[00:10:31] So three of our selectors have a one in the ID column, so that's gonna be the third, fifth, and sixth if my math is correct. So, all these three selectors still have a 1 in the ID column. We move one space to the right, to the class column, they also all have a 1 in the class column.

[00:10:50] So now we move to the third column, the type column. So we can see here, just the third and the sixth selector have a 1 in the type column. But these selectors are tied. So, the first one is trying to style this link with a color of yellow, and the second one is attempting to style it with a color of red.

[00:11:09] If two or more selectors have the same weight, the most recent one wins when you're reading it from top to bottom on your file. So because the bottom one is at the bottom, it wins, and so the color of this link is going to be red. But what about the other links?

[00:11:26] What colors are those gonna be? Selectors one, two and four are the selectors attempting to style the rest of our list items. So we can follow that same methodology of calculating the weight, starting with the ID column, they all have zeros. In the class column, you can see, number four has 1 in the class column.

[00:11:42] So that wins and the rest of the links will be blue. But there's something a little bit odd here. Why is the dot for link two still blue? So this is because we're only setting the style of the link element and not the actual list item, right? So the list item, that dot, it's going to inherit that color blue.

[00:12:05] So like I had mentioned for one of the questions, there is a specificity calculator, so if you've got a couple of selectors you're uncertain which one is the most specific, you can plop them in here, and it'll help you out. So, we've learned about the history of CSS, we've learned about different types of elements, replaced, non-replaced, block, and inline.
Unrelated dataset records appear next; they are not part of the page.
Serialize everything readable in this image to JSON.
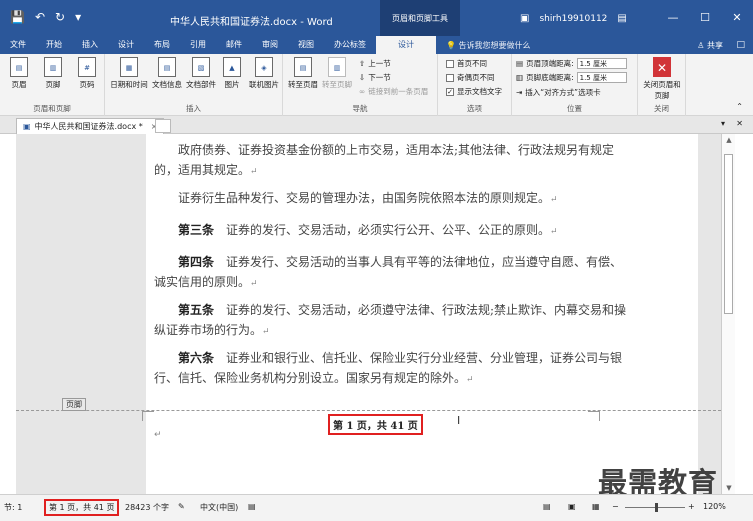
{
  "titlebar": {
    "qat_save": "💾",
    "qat_undo": "↶",
    "qat_redo": "↻",
    "qat_more": "▾",
    "title": "中华人民共和国证券法.docx - Word",
    "context_tab": "页眉和页脚工具",
    "user": "shirh19910112",
    "minimize": "—",
    "restore": "☐",
    "close": "✕"
  },
  "tabs": [
    {
      "label": "文件"
    },
    {
      "label": "开始"
    },
    {
      "label": "插入"
    },
    {
      "label": "设计"
    },
    {
      "label": "布局"
    },
    {
      "label": "引用"
    },
    {
      "label": "邮件"
    },
    {
      "label": "审阅"
    },
    {
      "label": "视图"
    },
    {
      "label": "办公标签"
    },
    {
      "label": "设计"
    }
  ],
  "tell_me": "告诉我您想要做什么",
  "share": "共享",
  "ribbon": {
    "groups": {
      "header_footer": "页眉和页脚",
      "insert": "插入",
      "nav": "导航",
      "options": "选项",
      "position": "位置",
      "close": "关闭"
    },
    "header_btn": "页眉",
    "footer_btn": "页脚",
    "pagenum_btn": "页码",
    "datetime_btn": "日期和时间",
    "docinfo_btn": "文档信息",
    "parts_btn": "文档部件",
    "picture_btn": "图片",
    "online_picture_btn": "联机图片",
    "goto_header": "转至页眉",
    "goto_footer": "转至页脚",
    "prev_section": "上一节",
    "next_section": "下一节",
    "link_previous": "链接到前一条页眉",
    "first_page_diff": "首页不同",
    "odd_even_diff": "奇偶页不同",
    "show_doc_text": "显示文档文字",
    "header_top": "页眉顶端距离:",
    "footer_bottom": "页脚底端距离:",
    "header_top_val": "1.5 厘米",
    "footer_bottom_val": "1.5 厘米",
    "insert_align_tab": "插入“对齐方式”选项卡",
    "close_hf": "关闭页眉和页脚"
  },
  "doctab": {
    "name": "中华人民共和国证券法.docx *",
    "close": "×"
  },
  "document": {
    "paragraphs": [
      {
        "lead": "",
        "text": "　　政府债券、证券投资基金份额的上市交易，适用本法;其他法律、行政法规另有规定的，适用其规定。"
      },
      {
        "lead": "",
        "text": "　　证券衍生品种发行、交易的管理办法，由国务院依照本法的原则规定。"
      },
      {
        "lead": "　　第三条",
        "text": "　证券的发行、交易活动，必须实行公开、公平、公正的原则。"
      },
      {
        "lead": "　　第四条",
        "text": "　证券发行、交易活动的当事人具有平等的法律地位，应当遵守自愿、有偿、诚实信用的原则。"
      },
      {
        "lead": "　　第五条",
        "text": "　证券的发行、交易活动，必须遵守法律、行政法规;禁止欺诈、内幕交易和操纵证券市场的行为。"
      },
      {
        "lead": "　　第六条",
        "text": "　证券业和银行业、信托业、保险业实行分业经营、分业管理，证券公司与银行、信托、保险业务机构分别设立。国家另有规定的除外。"
      }
    ],
    "return_mark": "↵",
    "footer_label": "页脚",
    "page_number_field": "第 1 页，共 41 页"
  },
  "statusbar": {
    "section": "节: 1",
    "page": "第 1 页，共 41 页",
    "words": "28423 个字",
    "language": "中文(中国)",
    "zoom": "120%"
  },
  "watermark": "最需教育"
}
[00:12:23] We learned a little bit more about selectors, specificity, and inheritance. So next step, in the next chapter we're gonna start building our project, but before that we'll learn some of the skills needed for that first portion.